■ **EXERCISE INPUTS**
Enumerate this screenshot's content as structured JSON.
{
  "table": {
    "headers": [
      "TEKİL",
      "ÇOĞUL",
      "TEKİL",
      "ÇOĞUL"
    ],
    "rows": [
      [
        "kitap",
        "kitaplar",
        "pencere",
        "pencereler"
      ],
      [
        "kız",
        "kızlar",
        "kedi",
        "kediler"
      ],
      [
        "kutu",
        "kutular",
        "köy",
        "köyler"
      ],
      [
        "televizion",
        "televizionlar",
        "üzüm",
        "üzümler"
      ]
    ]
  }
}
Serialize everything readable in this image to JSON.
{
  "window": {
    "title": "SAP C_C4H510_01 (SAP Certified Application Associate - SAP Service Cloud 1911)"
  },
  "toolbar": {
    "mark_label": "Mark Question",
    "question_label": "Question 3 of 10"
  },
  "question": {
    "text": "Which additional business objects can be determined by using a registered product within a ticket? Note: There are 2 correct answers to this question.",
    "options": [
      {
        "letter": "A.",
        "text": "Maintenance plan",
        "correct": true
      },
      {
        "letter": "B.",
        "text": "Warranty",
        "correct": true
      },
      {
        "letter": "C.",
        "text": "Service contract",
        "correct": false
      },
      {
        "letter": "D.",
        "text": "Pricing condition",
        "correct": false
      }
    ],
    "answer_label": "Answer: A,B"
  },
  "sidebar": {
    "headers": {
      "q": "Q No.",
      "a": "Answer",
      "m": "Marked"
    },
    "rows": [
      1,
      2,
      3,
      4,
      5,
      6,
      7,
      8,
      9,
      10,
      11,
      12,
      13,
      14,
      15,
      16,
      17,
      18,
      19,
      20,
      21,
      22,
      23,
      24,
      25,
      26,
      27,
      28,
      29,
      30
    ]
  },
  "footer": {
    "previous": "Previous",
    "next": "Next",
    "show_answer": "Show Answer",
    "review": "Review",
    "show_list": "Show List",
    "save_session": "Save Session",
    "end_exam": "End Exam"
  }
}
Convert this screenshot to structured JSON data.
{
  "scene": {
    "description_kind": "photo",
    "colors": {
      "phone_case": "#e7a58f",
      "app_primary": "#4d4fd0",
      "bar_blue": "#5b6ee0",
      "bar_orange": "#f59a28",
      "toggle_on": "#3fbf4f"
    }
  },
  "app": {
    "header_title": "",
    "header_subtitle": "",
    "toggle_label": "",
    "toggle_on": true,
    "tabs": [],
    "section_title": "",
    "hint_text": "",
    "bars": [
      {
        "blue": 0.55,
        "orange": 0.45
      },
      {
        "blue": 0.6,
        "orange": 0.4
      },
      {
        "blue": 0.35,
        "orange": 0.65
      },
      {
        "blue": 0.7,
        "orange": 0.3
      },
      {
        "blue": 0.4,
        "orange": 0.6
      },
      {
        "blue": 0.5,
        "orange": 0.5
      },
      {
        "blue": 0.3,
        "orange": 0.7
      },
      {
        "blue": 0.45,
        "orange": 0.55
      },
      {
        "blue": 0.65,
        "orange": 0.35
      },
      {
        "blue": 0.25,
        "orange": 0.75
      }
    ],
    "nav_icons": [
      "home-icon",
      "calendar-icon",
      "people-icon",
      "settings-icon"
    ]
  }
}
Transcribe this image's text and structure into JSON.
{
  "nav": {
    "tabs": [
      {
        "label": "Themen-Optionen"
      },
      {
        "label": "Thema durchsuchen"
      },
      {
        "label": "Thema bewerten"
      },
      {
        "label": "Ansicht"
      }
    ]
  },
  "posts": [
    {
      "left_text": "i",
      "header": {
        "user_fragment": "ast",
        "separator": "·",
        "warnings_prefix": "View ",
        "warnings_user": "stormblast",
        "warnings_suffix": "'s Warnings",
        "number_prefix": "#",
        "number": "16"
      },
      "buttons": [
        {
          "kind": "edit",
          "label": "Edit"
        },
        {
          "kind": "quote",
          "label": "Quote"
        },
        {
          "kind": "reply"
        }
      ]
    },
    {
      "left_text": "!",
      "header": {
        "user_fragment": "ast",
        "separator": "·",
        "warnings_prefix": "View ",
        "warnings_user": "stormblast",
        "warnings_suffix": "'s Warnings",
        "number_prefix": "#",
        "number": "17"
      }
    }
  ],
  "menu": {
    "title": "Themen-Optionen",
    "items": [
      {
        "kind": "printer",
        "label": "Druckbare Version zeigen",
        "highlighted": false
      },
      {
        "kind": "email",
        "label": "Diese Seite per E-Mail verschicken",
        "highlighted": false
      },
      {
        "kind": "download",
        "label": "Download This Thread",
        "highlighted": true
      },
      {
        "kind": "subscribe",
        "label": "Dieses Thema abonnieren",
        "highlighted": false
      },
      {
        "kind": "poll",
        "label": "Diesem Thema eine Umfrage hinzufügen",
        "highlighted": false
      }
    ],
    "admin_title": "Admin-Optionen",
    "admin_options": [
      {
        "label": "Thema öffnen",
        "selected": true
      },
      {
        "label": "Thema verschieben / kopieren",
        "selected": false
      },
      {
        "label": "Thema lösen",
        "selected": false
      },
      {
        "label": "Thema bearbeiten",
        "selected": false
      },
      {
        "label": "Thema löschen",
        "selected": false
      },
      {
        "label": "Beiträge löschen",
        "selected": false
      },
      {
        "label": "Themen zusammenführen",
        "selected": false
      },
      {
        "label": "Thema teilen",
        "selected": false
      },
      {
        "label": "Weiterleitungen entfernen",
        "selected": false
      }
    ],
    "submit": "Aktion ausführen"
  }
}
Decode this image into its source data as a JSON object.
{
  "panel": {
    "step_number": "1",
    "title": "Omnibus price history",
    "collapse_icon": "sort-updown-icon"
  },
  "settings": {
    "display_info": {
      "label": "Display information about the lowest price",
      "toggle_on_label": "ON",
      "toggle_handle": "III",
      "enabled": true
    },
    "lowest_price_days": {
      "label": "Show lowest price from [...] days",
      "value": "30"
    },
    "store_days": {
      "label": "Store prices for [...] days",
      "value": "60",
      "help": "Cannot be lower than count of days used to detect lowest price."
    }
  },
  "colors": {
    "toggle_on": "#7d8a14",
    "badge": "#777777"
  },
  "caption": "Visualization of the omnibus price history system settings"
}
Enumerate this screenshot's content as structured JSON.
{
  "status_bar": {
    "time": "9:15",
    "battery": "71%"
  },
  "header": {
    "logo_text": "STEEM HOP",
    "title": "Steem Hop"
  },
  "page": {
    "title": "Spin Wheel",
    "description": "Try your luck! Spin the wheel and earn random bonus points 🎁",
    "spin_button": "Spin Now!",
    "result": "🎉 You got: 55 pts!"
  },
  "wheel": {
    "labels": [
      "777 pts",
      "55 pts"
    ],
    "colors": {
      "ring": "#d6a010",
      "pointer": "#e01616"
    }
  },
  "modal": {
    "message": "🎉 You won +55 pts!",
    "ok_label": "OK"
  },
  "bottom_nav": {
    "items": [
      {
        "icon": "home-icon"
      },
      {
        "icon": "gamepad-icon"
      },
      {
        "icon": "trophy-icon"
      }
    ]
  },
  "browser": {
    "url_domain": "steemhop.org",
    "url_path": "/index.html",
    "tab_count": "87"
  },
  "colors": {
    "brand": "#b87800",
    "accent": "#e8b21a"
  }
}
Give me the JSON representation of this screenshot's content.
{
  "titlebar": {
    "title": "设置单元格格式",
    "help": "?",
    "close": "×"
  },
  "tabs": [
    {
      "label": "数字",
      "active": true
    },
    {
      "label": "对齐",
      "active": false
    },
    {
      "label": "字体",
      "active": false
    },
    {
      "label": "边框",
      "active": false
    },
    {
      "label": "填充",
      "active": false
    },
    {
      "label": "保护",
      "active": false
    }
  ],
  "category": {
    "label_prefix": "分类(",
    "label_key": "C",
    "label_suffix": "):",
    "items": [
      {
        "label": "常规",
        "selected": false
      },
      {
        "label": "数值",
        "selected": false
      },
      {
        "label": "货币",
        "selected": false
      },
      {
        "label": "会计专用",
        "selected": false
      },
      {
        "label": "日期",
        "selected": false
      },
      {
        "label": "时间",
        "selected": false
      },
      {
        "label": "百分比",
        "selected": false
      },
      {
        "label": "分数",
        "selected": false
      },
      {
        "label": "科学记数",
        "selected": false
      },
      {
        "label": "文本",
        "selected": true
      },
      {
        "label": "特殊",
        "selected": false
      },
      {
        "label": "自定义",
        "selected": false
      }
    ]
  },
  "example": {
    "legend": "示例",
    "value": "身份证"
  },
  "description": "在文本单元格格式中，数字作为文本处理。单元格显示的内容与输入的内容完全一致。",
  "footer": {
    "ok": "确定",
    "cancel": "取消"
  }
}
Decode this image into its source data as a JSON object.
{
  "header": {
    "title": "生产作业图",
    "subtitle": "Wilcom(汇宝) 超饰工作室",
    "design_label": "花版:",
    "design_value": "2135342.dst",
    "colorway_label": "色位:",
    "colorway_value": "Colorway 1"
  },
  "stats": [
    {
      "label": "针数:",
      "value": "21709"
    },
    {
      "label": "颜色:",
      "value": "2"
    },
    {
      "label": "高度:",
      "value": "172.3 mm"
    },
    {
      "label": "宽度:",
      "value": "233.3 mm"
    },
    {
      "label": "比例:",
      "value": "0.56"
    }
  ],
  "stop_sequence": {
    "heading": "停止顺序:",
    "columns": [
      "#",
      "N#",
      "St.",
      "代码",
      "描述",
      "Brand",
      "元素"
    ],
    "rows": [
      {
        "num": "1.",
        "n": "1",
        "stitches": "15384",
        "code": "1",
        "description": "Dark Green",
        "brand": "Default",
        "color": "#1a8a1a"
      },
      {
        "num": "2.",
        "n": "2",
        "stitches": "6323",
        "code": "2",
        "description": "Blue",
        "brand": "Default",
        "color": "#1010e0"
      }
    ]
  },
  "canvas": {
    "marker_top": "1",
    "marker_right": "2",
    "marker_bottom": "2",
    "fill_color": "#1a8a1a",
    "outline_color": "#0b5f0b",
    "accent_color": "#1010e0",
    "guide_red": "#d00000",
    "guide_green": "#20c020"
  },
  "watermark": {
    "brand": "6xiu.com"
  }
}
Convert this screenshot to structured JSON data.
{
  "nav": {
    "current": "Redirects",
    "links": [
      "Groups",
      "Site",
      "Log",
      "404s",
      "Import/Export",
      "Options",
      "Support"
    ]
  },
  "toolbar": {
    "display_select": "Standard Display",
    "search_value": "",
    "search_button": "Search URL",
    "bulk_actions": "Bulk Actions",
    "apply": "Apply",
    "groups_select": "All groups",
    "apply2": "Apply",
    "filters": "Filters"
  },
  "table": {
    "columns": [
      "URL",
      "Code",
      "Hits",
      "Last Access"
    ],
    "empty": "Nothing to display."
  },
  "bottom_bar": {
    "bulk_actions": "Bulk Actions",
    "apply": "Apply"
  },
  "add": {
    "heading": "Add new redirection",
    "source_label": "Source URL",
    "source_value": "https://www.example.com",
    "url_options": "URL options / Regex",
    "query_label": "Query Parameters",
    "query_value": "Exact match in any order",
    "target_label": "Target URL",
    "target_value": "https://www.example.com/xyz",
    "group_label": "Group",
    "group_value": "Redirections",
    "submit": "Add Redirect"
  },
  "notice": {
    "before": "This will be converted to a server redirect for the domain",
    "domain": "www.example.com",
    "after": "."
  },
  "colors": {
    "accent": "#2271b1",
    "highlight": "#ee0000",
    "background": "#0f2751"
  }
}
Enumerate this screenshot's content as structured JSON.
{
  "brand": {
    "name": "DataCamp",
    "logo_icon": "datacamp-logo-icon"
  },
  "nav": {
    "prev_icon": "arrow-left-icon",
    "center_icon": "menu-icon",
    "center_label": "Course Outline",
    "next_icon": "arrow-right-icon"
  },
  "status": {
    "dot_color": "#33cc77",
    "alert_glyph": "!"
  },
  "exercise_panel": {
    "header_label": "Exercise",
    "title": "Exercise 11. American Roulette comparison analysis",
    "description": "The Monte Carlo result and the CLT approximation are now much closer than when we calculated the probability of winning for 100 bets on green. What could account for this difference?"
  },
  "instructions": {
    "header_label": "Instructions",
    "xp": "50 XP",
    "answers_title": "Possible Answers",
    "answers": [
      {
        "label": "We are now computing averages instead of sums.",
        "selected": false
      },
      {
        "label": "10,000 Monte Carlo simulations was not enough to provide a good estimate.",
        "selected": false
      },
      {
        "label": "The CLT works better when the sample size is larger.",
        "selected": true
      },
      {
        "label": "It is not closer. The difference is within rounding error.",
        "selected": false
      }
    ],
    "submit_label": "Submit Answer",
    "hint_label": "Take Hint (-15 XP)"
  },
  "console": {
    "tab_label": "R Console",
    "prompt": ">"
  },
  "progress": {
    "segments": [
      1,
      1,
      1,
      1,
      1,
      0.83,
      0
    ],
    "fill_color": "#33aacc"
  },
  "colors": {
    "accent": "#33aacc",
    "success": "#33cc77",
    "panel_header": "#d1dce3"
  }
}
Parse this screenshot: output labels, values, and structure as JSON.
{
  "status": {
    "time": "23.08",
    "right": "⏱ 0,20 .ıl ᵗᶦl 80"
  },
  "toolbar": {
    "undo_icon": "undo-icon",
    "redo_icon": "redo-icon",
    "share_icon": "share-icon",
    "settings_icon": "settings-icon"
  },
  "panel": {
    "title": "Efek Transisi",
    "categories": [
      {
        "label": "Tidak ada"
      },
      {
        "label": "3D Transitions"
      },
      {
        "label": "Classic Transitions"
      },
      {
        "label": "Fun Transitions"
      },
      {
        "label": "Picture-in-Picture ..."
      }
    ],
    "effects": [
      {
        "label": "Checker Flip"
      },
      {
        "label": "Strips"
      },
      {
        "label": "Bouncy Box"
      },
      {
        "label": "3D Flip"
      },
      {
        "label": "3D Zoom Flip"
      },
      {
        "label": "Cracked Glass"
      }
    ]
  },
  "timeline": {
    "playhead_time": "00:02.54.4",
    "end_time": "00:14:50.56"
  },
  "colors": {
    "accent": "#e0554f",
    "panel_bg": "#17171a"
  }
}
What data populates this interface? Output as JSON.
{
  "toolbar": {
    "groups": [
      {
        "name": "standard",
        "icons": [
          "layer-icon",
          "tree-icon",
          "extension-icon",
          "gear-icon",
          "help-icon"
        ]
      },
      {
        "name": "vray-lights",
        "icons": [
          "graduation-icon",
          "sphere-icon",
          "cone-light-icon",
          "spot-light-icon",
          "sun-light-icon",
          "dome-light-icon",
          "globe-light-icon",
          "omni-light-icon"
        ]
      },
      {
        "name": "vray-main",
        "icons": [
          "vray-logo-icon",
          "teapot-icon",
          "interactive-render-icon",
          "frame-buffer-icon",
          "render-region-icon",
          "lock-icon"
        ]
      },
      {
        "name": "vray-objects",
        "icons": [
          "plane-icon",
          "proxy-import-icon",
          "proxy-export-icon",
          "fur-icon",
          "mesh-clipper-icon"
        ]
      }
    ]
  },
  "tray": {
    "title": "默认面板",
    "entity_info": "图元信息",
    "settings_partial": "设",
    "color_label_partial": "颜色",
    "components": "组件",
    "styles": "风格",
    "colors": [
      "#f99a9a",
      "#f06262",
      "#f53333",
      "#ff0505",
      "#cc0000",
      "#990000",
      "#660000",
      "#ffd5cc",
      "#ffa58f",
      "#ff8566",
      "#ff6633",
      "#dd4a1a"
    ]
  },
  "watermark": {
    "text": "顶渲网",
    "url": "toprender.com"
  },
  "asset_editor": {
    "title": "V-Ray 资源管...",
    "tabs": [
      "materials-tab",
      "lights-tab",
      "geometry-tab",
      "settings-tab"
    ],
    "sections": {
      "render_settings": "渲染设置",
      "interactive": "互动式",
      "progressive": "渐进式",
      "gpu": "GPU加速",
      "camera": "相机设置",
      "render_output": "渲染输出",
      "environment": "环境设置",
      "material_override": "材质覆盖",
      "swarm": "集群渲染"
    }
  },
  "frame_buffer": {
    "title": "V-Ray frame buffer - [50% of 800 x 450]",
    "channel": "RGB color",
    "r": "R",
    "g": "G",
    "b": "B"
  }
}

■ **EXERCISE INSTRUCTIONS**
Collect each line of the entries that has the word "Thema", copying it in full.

■ **YOUR SOLUTION**
        "label": "Thema durchsuchen"
        "label": "Thema bewerten"
        "label": "Dieses Thema abonnieren",
        "label": "Diesem Thema eine Umfrage hinzufügen",
        "label": "Thema öffnen",
        "label": "Thema verschieben / kopieren",
        "label": "Thema lösen",
        "label": "Thema bearbeiten",
        "label": "Thema löschen",
        "label": "Thema teilen",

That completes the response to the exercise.